▸ Exercise description: Scan the entries below for "collapse" and copy each line that holds it.

▸ Dataset extract:
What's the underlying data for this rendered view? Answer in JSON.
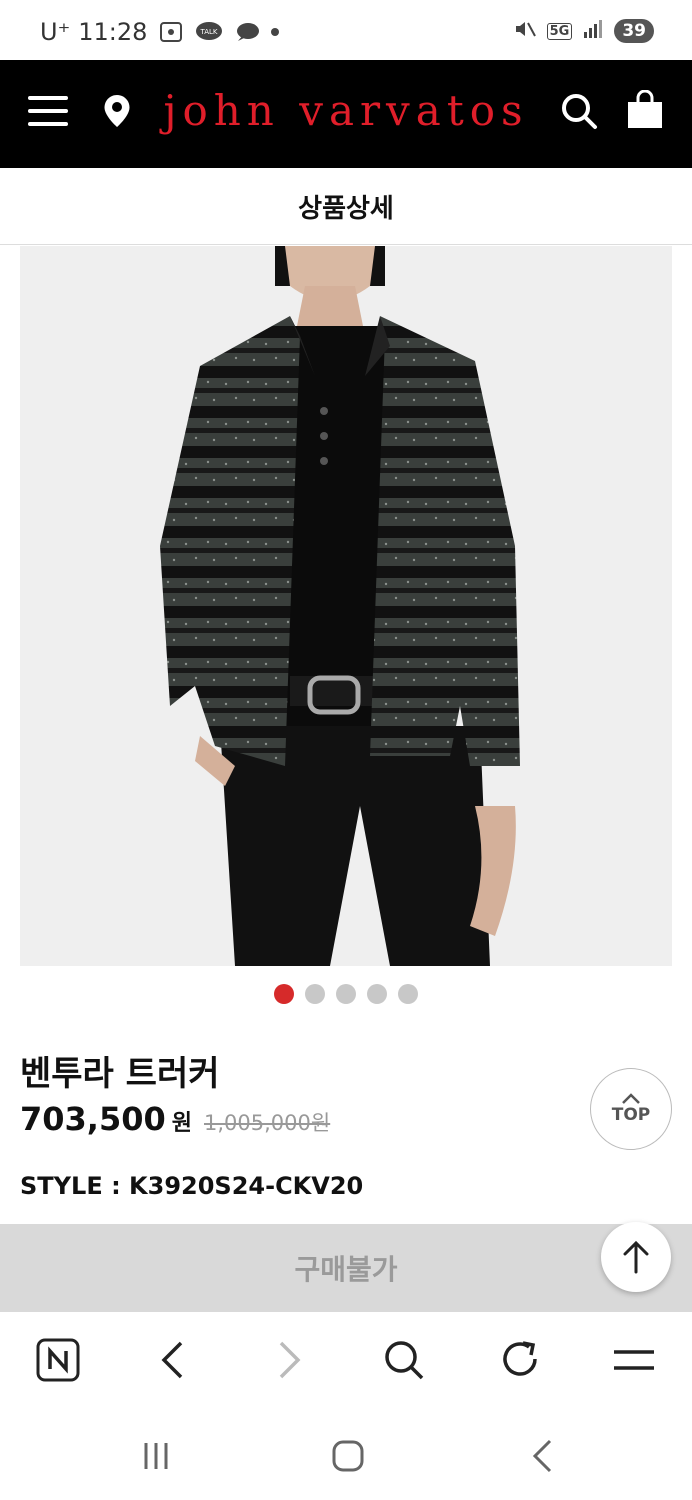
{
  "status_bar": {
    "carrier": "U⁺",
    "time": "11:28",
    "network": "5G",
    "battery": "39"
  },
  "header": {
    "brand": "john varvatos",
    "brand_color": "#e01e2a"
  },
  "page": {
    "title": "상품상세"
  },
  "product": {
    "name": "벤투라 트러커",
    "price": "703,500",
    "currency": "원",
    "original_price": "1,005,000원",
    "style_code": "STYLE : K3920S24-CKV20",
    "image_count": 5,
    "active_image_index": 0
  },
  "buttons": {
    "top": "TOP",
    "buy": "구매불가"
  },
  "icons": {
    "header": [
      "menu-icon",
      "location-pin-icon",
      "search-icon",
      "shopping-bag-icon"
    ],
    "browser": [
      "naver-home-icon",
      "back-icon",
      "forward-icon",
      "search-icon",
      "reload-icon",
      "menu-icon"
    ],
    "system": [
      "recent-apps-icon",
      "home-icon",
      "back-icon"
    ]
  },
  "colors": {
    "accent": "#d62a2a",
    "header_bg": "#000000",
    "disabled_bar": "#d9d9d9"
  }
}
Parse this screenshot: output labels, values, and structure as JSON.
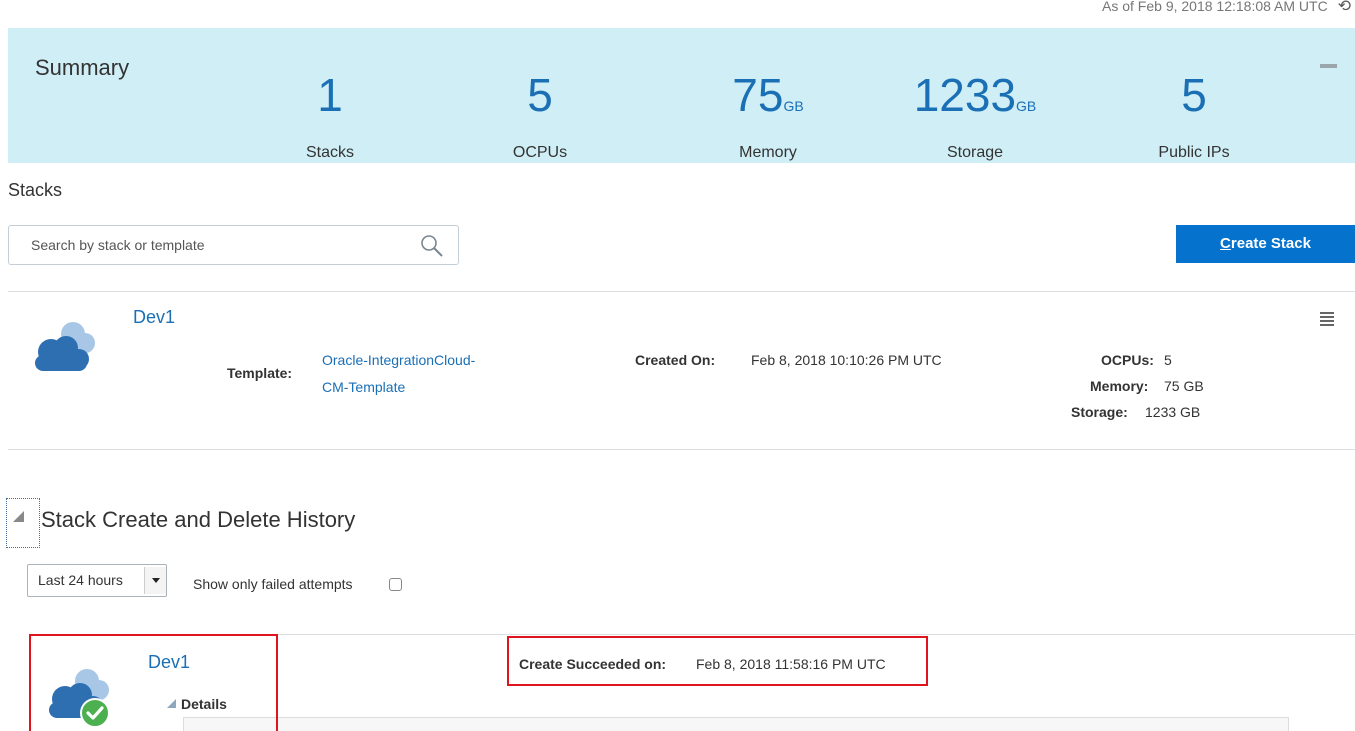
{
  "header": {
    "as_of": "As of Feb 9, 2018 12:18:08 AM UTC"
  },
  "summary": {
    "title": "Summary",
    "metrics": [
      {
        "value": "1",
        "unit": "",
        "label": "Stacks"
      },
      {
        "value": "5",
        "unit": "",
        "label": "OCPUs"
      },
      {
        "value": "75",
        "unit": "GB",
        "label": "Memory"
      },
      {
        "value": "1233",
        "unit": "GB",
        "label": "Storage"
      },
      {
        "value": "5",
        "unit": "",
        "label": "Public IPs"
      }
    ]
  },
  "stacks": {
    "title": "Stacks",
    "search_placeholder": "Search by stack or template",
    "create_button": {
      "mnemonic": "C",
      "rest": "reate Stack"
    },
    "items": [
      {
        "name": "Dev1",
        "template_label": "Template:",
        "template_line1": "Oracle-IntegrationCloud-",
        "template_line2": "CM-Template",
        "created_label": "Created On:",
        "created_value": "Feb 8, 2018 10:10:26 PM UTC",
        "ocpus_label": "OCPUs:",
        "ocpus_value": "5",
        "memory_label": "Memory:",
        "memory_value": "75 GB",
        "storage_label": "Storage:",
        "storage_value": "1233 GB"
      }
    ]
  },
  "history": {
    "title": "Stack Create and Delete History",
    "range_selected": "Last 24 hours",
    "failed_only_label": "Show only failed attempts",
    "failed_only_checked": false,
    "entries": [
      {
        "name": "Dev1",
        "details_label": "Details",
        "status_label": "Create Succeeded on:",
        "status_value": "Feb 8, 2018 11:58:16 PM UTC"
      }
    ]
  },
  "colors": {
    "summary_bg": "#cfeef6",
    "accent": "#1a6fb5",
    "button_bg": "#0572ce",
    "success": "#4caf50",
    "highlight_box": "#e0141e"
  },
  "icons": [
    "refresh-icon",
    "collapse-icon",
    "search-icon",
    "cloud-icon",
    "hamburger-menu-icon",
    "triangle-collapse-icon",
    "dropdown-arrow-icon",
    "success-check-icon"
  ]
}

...

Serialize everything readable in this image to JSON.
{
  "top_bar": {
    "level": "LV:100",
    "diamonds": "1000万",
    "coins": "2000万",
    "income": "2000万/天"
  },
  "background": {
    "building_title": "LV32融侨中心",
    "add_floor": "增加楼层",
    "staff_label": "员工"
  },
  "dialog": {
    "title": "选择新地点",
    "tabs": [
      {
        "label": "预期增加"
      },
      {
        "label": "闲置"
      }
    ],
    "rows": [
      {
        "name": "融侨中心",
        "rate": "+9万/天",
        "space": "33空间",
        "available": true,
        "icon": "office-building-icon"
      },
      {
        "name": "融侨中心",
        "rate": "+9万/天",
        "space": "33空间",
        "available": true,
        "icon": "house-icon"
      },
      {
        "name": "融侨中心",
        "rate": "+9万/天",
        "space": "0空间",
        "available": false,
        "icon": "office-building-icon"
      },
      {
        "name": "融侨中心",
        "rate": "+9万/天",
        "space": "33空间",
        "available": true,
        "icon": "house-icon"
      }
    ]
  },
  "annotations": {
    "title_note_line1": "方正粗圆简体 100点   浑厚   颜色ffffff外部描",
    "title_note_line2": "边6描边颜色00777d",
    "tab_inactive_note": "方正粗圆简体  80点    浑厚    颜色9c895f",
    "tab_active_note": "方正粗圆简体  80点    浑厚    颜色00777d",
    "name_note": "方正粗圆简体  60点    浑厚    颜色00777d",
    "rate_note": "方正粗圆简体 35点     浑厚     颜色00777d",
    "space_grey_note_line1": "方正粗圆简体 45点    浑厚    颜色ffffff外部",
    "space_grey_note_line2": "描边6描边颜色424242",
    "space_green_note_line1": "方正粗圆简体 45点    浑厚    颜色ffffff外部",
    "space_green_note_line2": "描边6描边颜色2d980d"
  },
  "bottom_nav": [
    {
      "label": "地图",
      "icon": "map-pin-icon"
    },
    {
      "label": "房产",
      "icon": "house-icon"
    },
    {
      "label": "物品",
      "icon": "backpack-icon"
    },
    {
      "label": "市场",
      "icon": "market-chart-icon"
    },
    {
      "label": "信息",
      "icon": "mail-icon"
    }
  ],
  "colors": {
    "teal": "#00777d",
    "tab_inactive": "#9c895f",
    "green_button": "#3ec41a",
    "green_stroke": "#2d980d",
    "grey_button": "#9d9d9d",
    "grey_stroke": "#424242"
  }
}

▸ Written answer:
    "collapse-icon",
    "triangle-collapse-icon",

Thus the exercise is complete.